Downy Woodpecker / Pic mineur (MA)
Hairy Woodpecker / Pic chevelu (MA)
Northern Flicker / Pic flamboyant (MA)
Pileated Woodpecker / Grand Pic (MBO)

Eastern Wood-Pewee / Pioui de l'Est (MA)
Great Crested Flycatcher / Tyran huppé (MBO, MA)
Eastern Kingbird / Tyran tritri (MBO)
Least Flycatcher / Moucherolle tchébec (MBO)
Alder Flycatcher / Moucherolle des aulnes (MA)

Tree Swallow / Hirondelle bicolore (MBO, MA, STEA)
Northern Rough-winged Swallow / Hirondelle à ailes hérissées (MA)
Bank Swallow / Hirondelle de ravage (STEA)
Cliff Swallow / Hirondelle à front blanc (MA, STEA)
Barn Swallow / Hirondelle rustique (Seed farm, MA, STEA)

Blue-headed Vireo / Viréo à tête bleue (MA)
Warbling Vireo / Viréo mélodieux (MBO)
Red-eyed Vireo / Viréo aux yeux rouges (MBO, MA)

Blue Jay / Geai bleu (MBO, MA)
American Crow / Corneille d'Amérique (MBO, MA, STEA)
Common Raven / Grand Corbeau (STEA)
Black-capped Chickadee / Mésange à tête noire (MBO, MA)

Red-breasted Nuthatch / Sittelle à poitrine rousse (MA)
White-breasted Nuthatch / Sittelle à poitrine blanche (MA)

House Wren / Trogolodyte familier (MBO, MA)
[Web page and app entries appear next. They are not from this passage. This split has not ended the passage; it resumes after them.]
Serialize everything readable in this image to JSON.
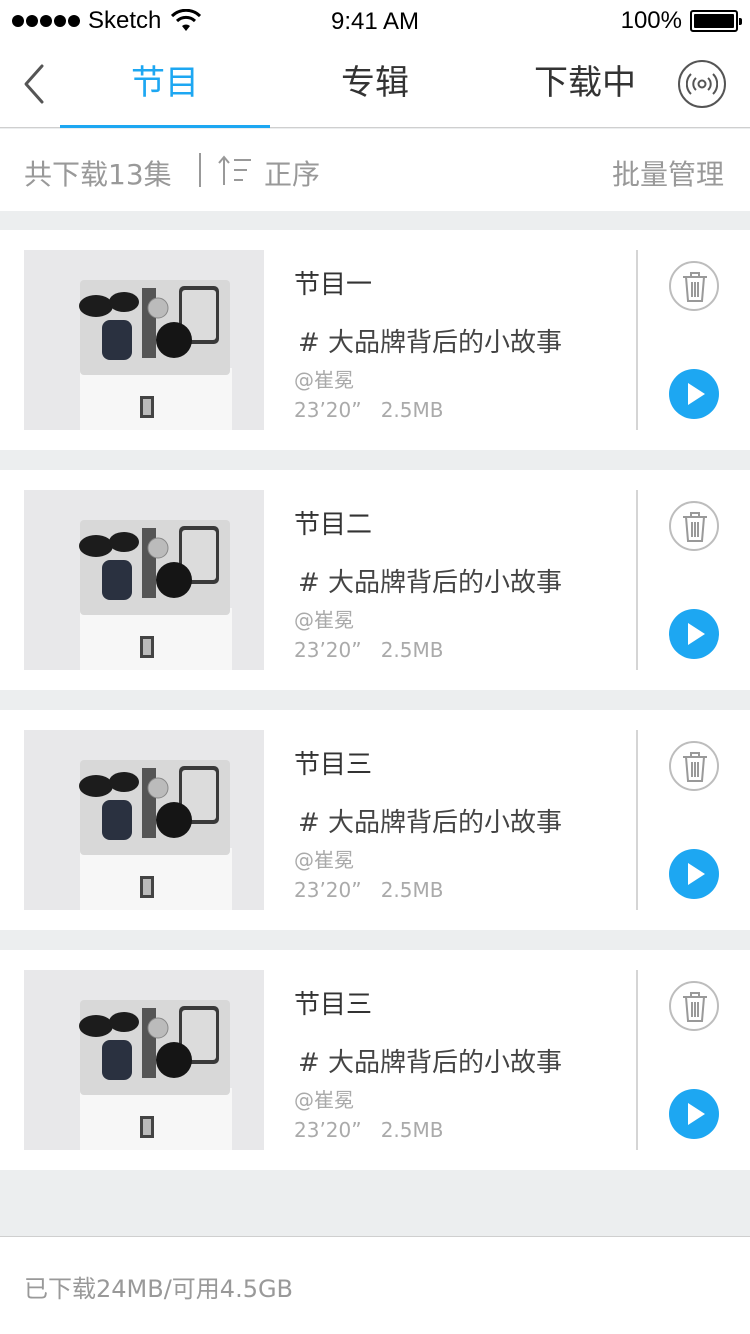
{
  "status_bar": {
    "carrier": "Sketch",
    "time": "9:41 AM",
    "battery": "100%",
    "battery_level": 1.0
  },
  "nav": {
    "tabs": [
      {
        "label": "节目",
        "active": true
      },
      {
        "label": "专辑",
        "active": false
      },
      {
        "label": "下载中",
        "active": false
      }
    ],
    "back_icon": "chevron-left-icon",
    "broadcast_icon": "broadcast-icon"
  },
  "toolbar": {
    "total": "共下载13集",
    "sort_label": "正序",
    "batch_label": "批量管理"
  },
  "items": [
    {
      "title": "节目一",
      "subtitle": "# 大品牌背后的小故事",
      "author": "@崔冕",
      "duration": "23’20”",
      "size": "2.5MB"
    },
    {
      "title": "节目二",
      "subtitle": "# 大品牌背后的小故事",
      "author": "@崔冕",
      "duration": "23’20”",
      "size": "2.5MB"
    },
    {
      "title": "节目三",
      "subtitle": "# 大品牌背后的小故事",
      "author": "@崔冕",
      "duration": "23’20”",
      "size": "2.5MB"
    },
    {
      "title": "节目三",
      "subtitle": "# 大品牌背后的小故事",
      "author": "@崔冕",
      "duration": "23’20”",
      "size": "2.5MB"
    }
  ],
  "footer": {
    "storage": "已下载24MB/可用4.5GB"
  },
  "colors": {
    "accent": "#1da7f2",
    "background": "#eceeef",
    "muted_text": "#999999"
  }
}
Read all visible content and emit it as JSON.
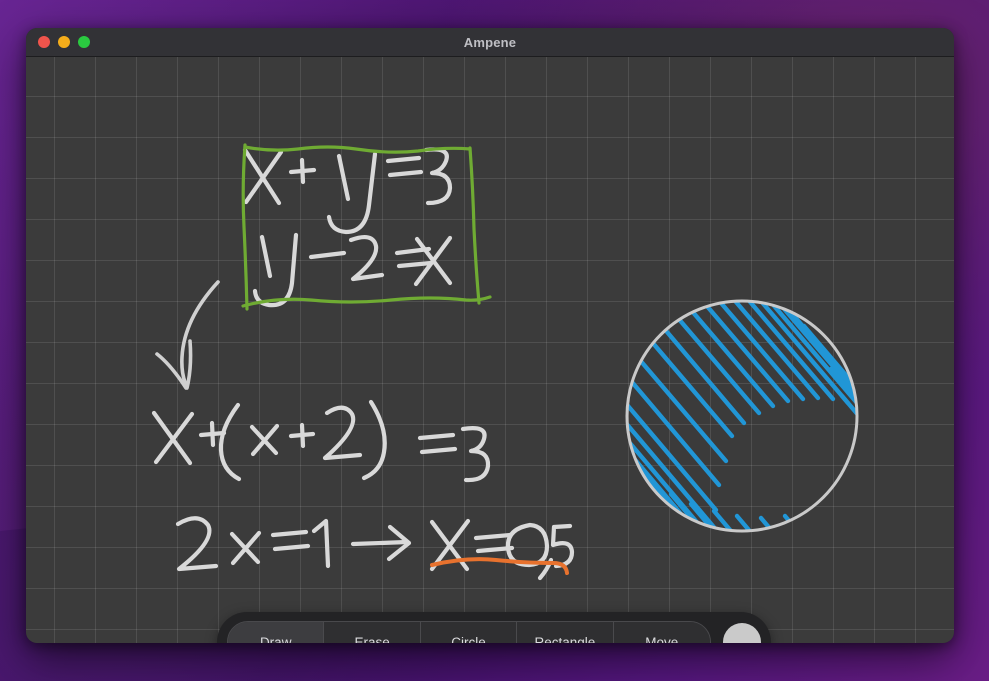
{
  "window": {
    "title": "Ampene",
    "controls": [
      {
        "name": "close",
        "color": "#f0544c"
      },
      {
        "name": "minimize",
        "color": "#f5ad1b"
      },
      {
        "name": "maximize",
        "color": "#2ac940"
      }
    ]
  },
  "canvas": {
    "background_color": "#3b3b3b",
    "grid_color": "rgba(255,255,255,0.10)",
    "grid_spacing": 41,
    "annotations": [
      {
        "id": "boxed-equation-1",
        "text": "x + y = 3",
        "ink_color": "#d9d9d9",
        "kind": "handwriting"
      },
      {
        "id": "boxed-equation-2",
        "text": "y - 2 = x",
        "ink_color": "#d9d9d9",
        "kind": "handwriting"
      },
      {
        "id": "highlight-box",
        "text": "",
        "ink_color": "#6fab33",
        "kind": "rectangle"
      },
      {
        "id": "curved-arrow",
        "text": "",
        "ink_color": "#d9d9d9",
        "kind": "arrow"
      },
      {
        "id": "equation-3",
        "text": "x + (x + 2) = 3",
        "ink_color": "#d9d9d9",
        "kind": "handwriting"
      },
      {
        "id": "equation-4",
        "text": "2 x = 1 → x = 0,5",
        "ink_color": "#d9d9d9",
        "kind": "handwriting"
      },
      {
        "id": "result-underline",
        "text": "",
        "ink_color": "#e8722e",
        "kind": "underline"
      },
      {
        "id": "shaded-circle",
        "text": "",
        "ink_color": "#c9c9c9",
        "fill_color": "#2196d6",
        "kind": "circle-scribble"
      }
    ]
  },
  "toolbar": {
    "tools": [
      {
        "label": "Draw",
        "active": true
      },
      {
        "label": "Erase",
        "active": false
      },
      {
        "label": "Circle",
        "active": false
      },
      {
        "label": "Rectangle",
        "active": false
      },
      {
        "label": "Move",
        "active": false
      }
    ],
    "color_swatch": "#cacaca"
  }
}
Veery / Grive fauve (MBO, MA)
Swainson’s Thrush / Grive à dos olive (MA) 
American Robin / Merle d'Amérique (MBO, MA)

Gray Catbird / Moqueur chat (MBO)

European Starling / Étourneau sansonnet (MA, STEA)

Cedar Waxwing / Jaseur d’Amérique (MBO, Seed Farm)

Tennessee Warbler / Paruline obscure (MBO)
Nashville Warbler / Paruline à joues grises (MBO)
Northern Parula / Paruline à collier (MBO)
Yellow Warbler / Paruline jaune (MBO, MA)
Chestnut-sided Warbler / Paruline à flancs marron (MBO, MA)
Magnolia Warbler / Paruline à tête cendrée (MBO)
Cape May Warbler / Paruline tigrée (MBO)
Black-throated Blue Warbler / Paruline bleue (MA)
Yellow-rumped (Myrtle) Warbler / Paruline à croupion jaune (MBO, MA)
Black-throated Green Warbler / Paruline à gorge noire (MA)
Pine Warbler / Paruline des pins (MA)
Blackpoll Warbler / Paruline rayée (MBO)
American Redstart / Paruline flamboyante (MBO)
Northern Waterthrush / Paruline des ruisseaux (MBO)
Ovenbird / Paruline couronnée (MBO, MA)
Common Yellowthroat / Paruline masquée (MBO, MA)
Wilson's Warbler / Paruline à calotte noire (MBO)
Canada Warbler / Paruline du Canada (MBO, MA)

Scarlet Tanager / Tangara écarlate (MA)

Chipping Sparrow / Bruant familier (MBO, MA)
Savannah Sparrow / Bruant des prés (Seed farm)
Song Sparrow / Bruant chanteur (MBO, MA)
Swamp Sparrow / Bruant des marais (MBO)

Northern Cardinal / Cardinal rouge (MBO, MA)
Rose-breasted Grosbeak / Cardinal à poitrine rose (MA)
Indigo Bunting / Passerin indigo (MBO, Seed Farm, MA)

Bobolink / Goglu des prés (MA)
Red-winged Blackbird / Carouge à épaulettes (MBO, MA, STEA)
Common Grackle / Quiscale bronzé (MBO)
Brown-headed Cowbird / Vacher à tête brune (MBO, MA)
Baltimore Oriole / Oriole de Baltimore (MBO, MA)

Purple Finch / Roselin pourpré (MBO)
American Goldfinch / Chardonerret jaune (MBO, MA)

House Sparrow / Moineau domestique (MA, STEA)


2002- The Migration Research Foundation Inc.